Luckily with the gradual recovery of oil price to the current level of USD 75-80/barrel in the recent months, the situation is much better. Many projects which were put in the backburner have been reactivated now that will result in increased demand for skilled manpower. Profitability of the companies has improved thus allowing them to afford to spend more.So, we should see increased hiring in India along with the rest of the world going forward.
Do not just rely on your department to arrange such an internship but put your own efforts as well.Approach the companies well in advance, prepare and submit your college and department profiles, impressive resumes of the students. All of them may not revert with a response on their own as they have many other priority tasks to complete. So, follow up with them periodically. Don’t feel shy or guilty while doing so. And do expect rejections, not every company has the budget to spend on the internship or their commitment towards the cause.
In fact, if after graduation you do not have a job, it is always advisable to look for an internship for a short period of a few months in the oilfield companies. Some will pay you a stipend while others will not. But you will garner valuable field exposure and that should be your goal as such engagements help secure jobs subsequently.
I hope vide this article I am able to share some useful information and guidance with the petroleum engineering graduates in their effort to get a good job in a competitive industry. Don’t lose heart; perseverance is the need of the hour and I am sure all of you will do well in your career.
There are ups and downs and challenges like any other industry and you should take them on your stride. E&P sector is exciting to be associated with and I still get Goosebumps reminiscing the thrills, fun and challenges I have gone through in my career span of 32 years in this industry so far.
If you have any specific questions, I shall be happy to answer here or reach out to me at firstname.lastname@example.org.

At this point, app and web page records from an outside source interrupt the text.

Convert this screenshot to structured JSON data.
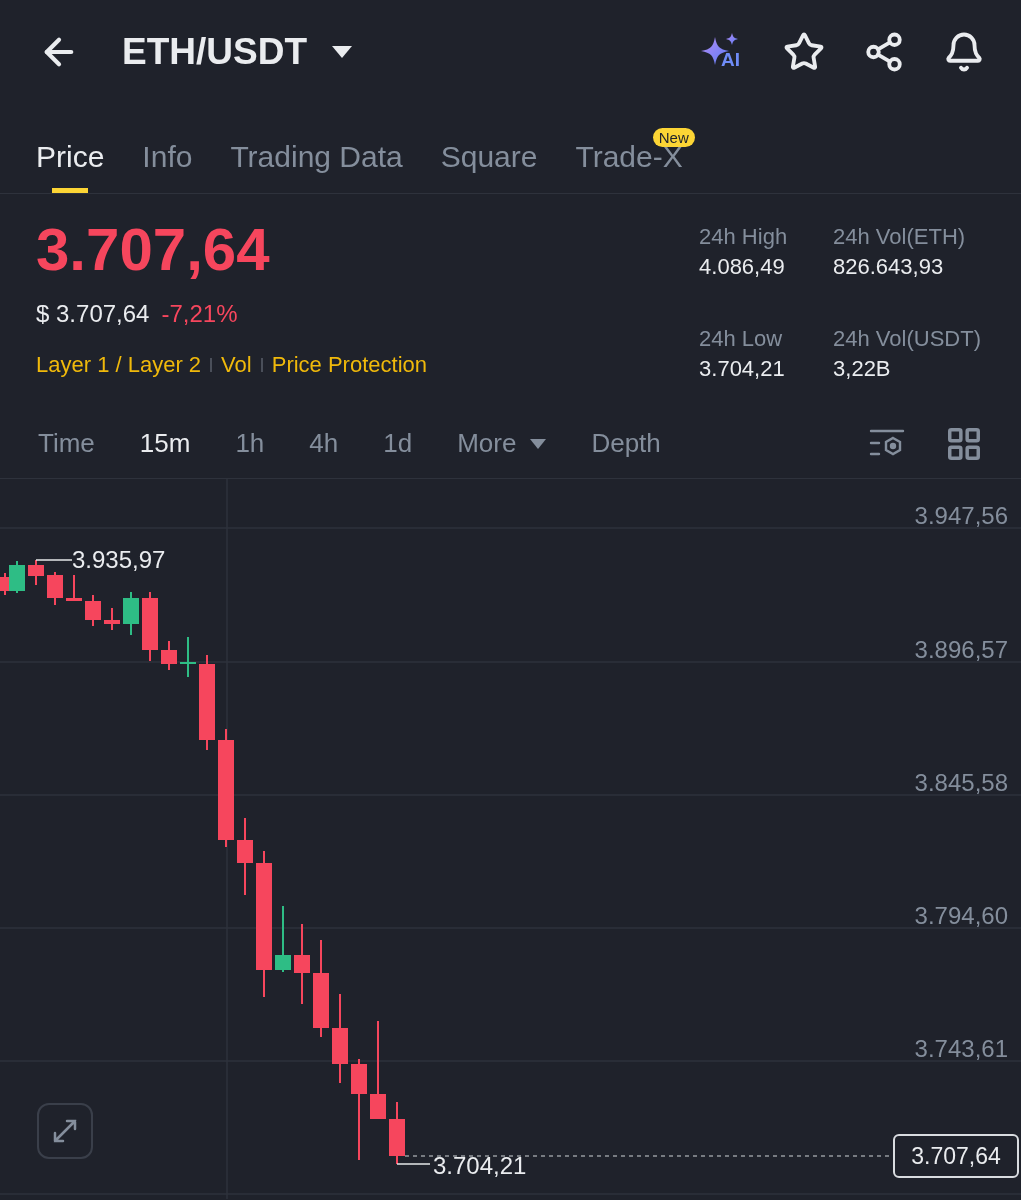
{
  "header": {
    "title": "ETH/USDT",
    "ai_label": "AI"
  },
  "tabs": [
    {
      "label": "Price",
      "selected": true
    },
    {
      "label": "Info",
      "selected": false
    },
    {
      "label": "Trading Data",
      "selected": false
    },
    {
      "label": "Square",
      "selected": false
    },
    {
      "label": "Trade-X",
      "selected": false,
      "badge": "New"
    }
  ],
  "price": {
    "last": "3.707,64",
    "fiat": "$ 3.707,64",
    "change": "-7,21%",
    "tags": [
      "Layer 1 / Layer 2",
      "Vol",
      "Price Protection"
    ]
  },
  "stats": [
    {
      "label": "24h High",
      "value": "4.086,49"
    },
    {
      "label": "24h Vol(ETH)",
      "value": "826.643,93"
    },
    {
      "label": "24h Low",
      "value": "3.704,21"
    },
    {
      "label": "24h Vol(USDT)",
      "value": "3,22B"
    }
  ],
  "intervals": [
    {
      "label": "Time",
      "selected": false,
      "kind": "interval"
    },
    {
      "label": "15m",
      "selected": true,
      "kind": "interval"
    },
    {
      "label": "1h",
      "selected": false,
      "kind": "interval"
    },
    {
      "label": "4h",
      "selected": false,
      "kind": "interval"
    },
    {
      "label": "1d",
      "selected": false,
      "kind": "interval"
    },
    {
      "label": "More",
      "selected": false,
      "kind": "dropdown"
    },
    {
      "label": "Depth",
      "selected": false,
      "kind": "interval"
    }
  ],
  "chart": {
    "y_labels": [
      "3.947,56",
      "3.896,57",
      "3.845,58",
      "3.794,60",
      "3.743,61"
    ],
    "high_marker": "3.935,97",
    "low_marker": "3.704,21",
    "last_price": "3.707,64"
  }
}
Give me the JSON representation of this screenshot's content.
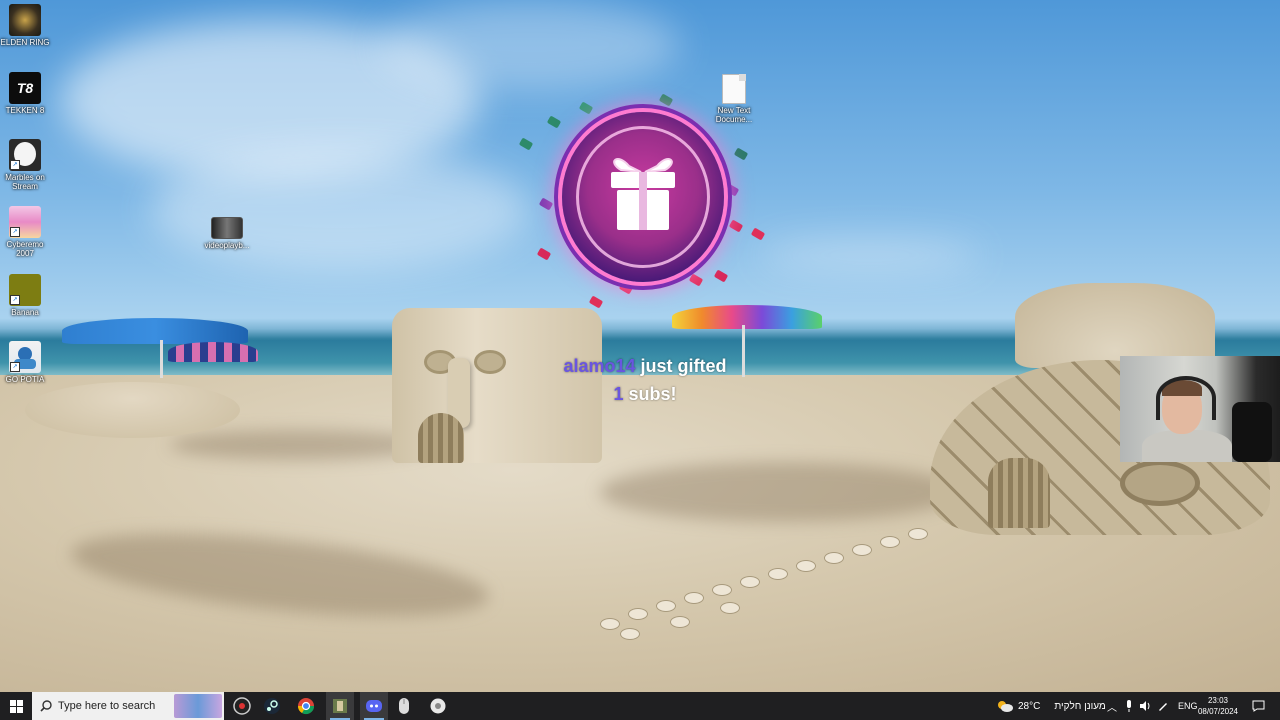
{
  "desktop": {
    "icons": [
      {
        "label": "ELDEN RING"
      },
      {
        "label": "TEKKEN 8"
      },
      {
        "label": "Marbles on Stream"
      },
      {
        "label": "Cyberemo 2007"
      },
      {
        "label": "Banana"
      },
      {
        "label": "GO POTIA"
      },
      {
        "label": "videoplayb..."
      },
      {
        "label": "New Text Docume..."
      }
    ],
    "tekken_logo": "T8"
  },
  "alert": {
    "username": "alamo14",
    "text_after_name": " just gifted",
    "count": "1",
    "text_after_count": " subs!"
  },
  "taskbar": {
    "search_placeholder": "Type here to search",
    "weather_temp": "28°C",
    "weather_desc": "מעונן חלקית",
    "language": "ENG",
    "time": "23:03",
    "date": "08/07/2024"
  },
  "colors": {
    "accent": "#6a55e0",
    "taskbar_bg": "#1f1f21",
    "gift_glow": "#ff7bd0"
  }
}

You may also like to read my other articles in my personal blog.
Chandan Kumar Pathak was born in Guwahati, Assam and Mumbai his home. A Petroleum Engineer by profession, currently he is posted in Kuwait to manage the Completions and Well Intervention business of Baker Hughes – a GE Company. He is in-charge of Kuwait, Qatar and Turkey operations as the Geomarket Product Line Manager. Writing is his favourite pastime and has authored three books – ‘The Beckoning of Gyanganj’ (fiction), ‘Footprints’ (short stories) and ‘A Leap into The Dark – for Love’ (fiction eBook) so far. Currently, he is working on his next project – a career guidebook for professionals. Chandan is also a wanderlust and an avid photographer – makes his solo trips to the Himalayas,the dense jungles or some remote villages. Check in his blogs and photographs at these links: Blog | Photography | LinkedIn